(Exercise materials):
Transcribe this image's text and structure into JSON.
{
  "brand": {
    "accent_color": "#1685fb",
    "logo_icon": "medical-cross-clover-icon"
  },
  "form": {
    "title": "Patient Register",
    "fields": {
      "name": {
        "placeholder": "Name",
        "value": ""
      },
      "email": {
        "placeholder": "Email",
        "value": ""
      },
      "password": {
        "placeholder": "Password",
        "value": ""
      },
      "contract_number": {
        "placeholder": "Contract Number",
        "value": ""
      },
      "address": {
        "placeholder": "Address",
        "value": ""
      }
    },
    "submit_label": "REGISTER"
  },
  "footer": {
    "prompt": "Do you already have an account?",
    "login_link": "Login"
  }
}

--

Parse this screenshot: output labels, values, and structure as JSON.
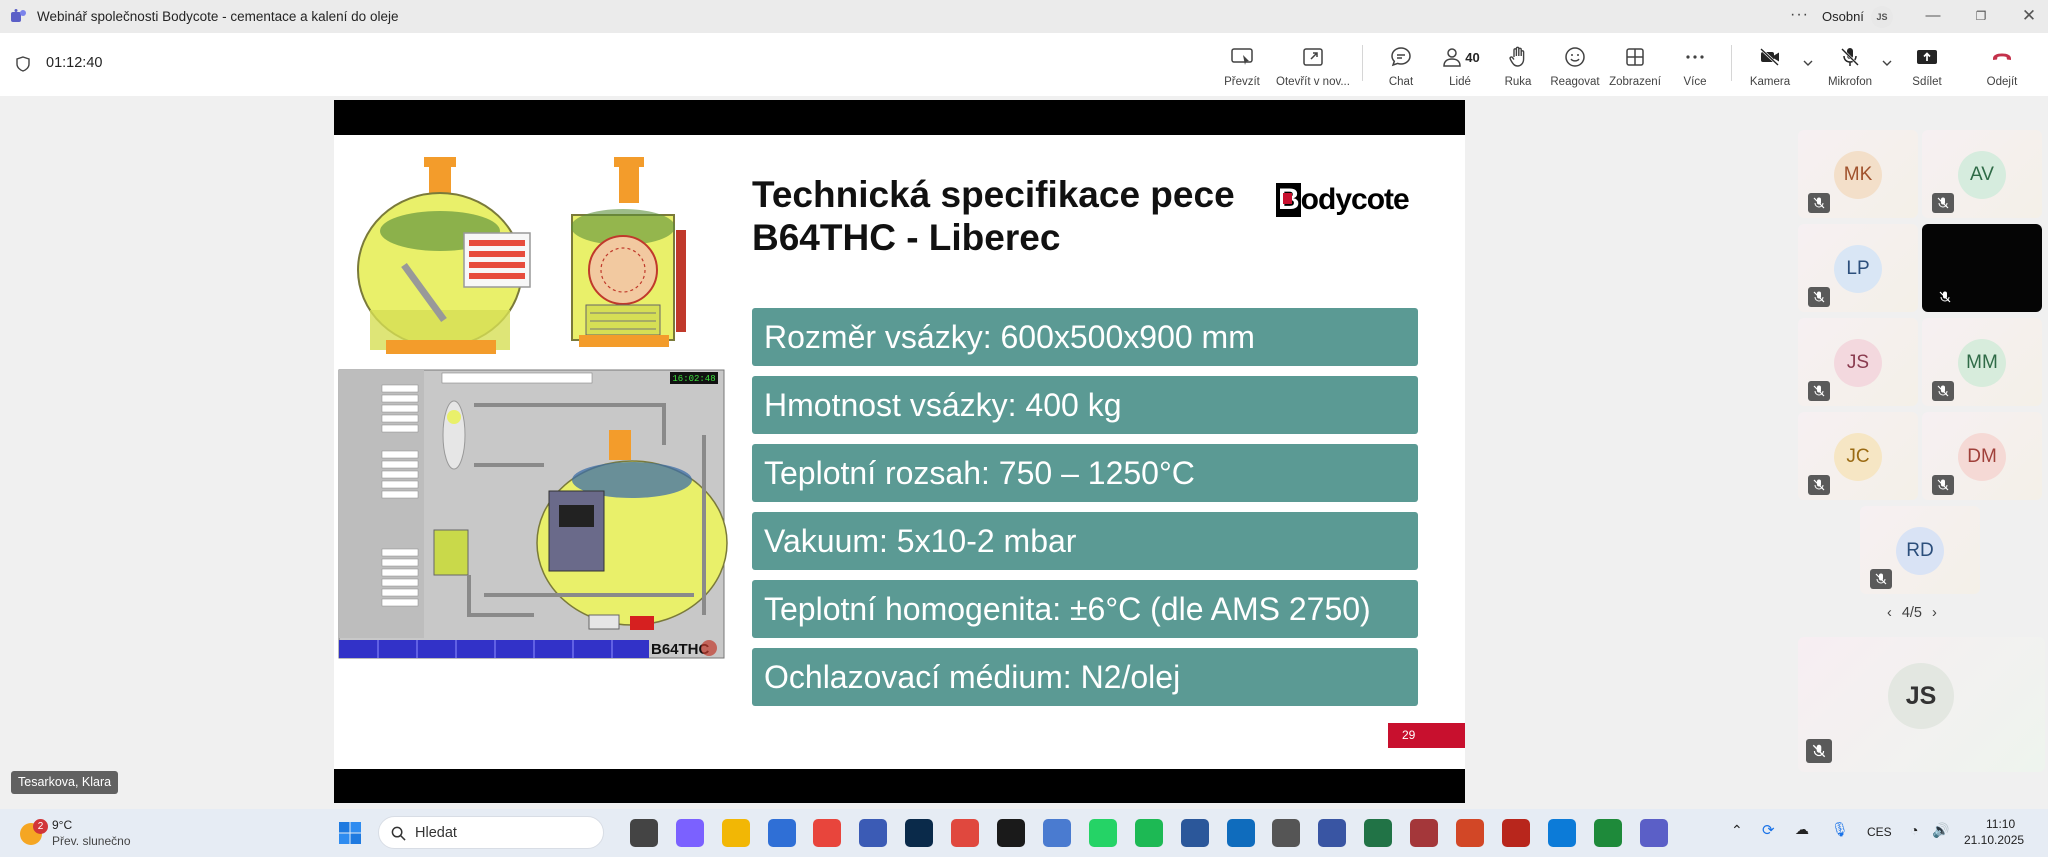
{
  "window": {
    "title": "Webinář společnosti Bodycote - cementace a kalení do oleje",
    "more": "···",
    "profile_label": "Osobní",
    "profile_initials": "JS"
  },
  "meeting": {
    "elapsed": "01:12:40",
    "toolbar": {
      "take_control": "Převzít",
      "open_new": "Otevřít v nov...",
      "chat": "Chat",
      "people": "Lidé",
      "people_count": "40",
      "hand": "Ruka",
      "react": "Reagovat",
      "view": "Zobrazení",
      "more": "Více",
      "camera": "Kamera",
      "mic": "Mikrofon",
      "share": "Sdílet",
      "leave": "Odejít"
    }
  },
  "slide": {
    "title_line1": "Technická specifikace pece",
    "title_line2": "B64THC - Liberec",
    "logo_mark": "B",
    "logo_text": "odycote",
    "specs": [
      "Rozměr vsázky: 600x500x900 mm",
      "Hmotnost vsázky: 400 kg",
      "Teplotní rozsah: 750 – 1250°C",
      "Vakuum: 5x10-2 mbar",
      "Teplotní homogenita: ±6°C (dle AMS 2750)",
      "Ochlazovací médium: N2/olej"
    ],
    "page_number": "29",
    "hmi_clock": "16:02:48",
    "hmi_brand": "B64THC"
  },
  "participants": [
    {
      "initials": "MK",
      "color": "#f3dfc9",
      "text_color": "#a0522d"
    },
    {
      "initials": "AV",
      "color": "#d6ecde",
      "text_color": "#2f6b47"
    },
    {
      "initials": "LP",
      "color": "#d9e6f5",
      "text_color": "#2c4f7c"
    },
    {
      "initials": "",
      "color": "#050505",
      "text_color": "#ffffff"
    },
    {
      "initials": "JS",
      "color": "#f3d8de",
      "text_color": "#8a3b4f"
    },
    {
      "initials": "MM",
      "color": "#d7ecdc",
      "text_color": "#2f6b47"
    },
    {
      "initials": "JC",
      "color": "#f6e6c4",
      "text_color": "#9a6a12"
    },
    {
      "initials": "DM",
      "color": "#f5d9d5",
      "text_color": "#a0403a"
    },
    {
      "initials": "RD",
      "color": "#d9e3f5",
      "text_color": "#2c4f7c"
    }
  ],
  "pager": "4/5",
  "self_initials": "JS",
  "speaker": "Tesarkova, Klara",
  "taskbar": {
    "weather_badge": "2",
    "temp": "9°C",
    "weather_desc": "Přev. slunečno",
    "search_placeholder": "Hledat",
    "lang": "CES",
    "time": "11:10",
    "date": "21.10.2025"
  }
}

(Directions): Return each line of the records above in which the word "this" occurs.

(Written answer):
Transcribe this image's text and structure into JSON.
Parse this screenshot: output labels, values, and structure as JSON.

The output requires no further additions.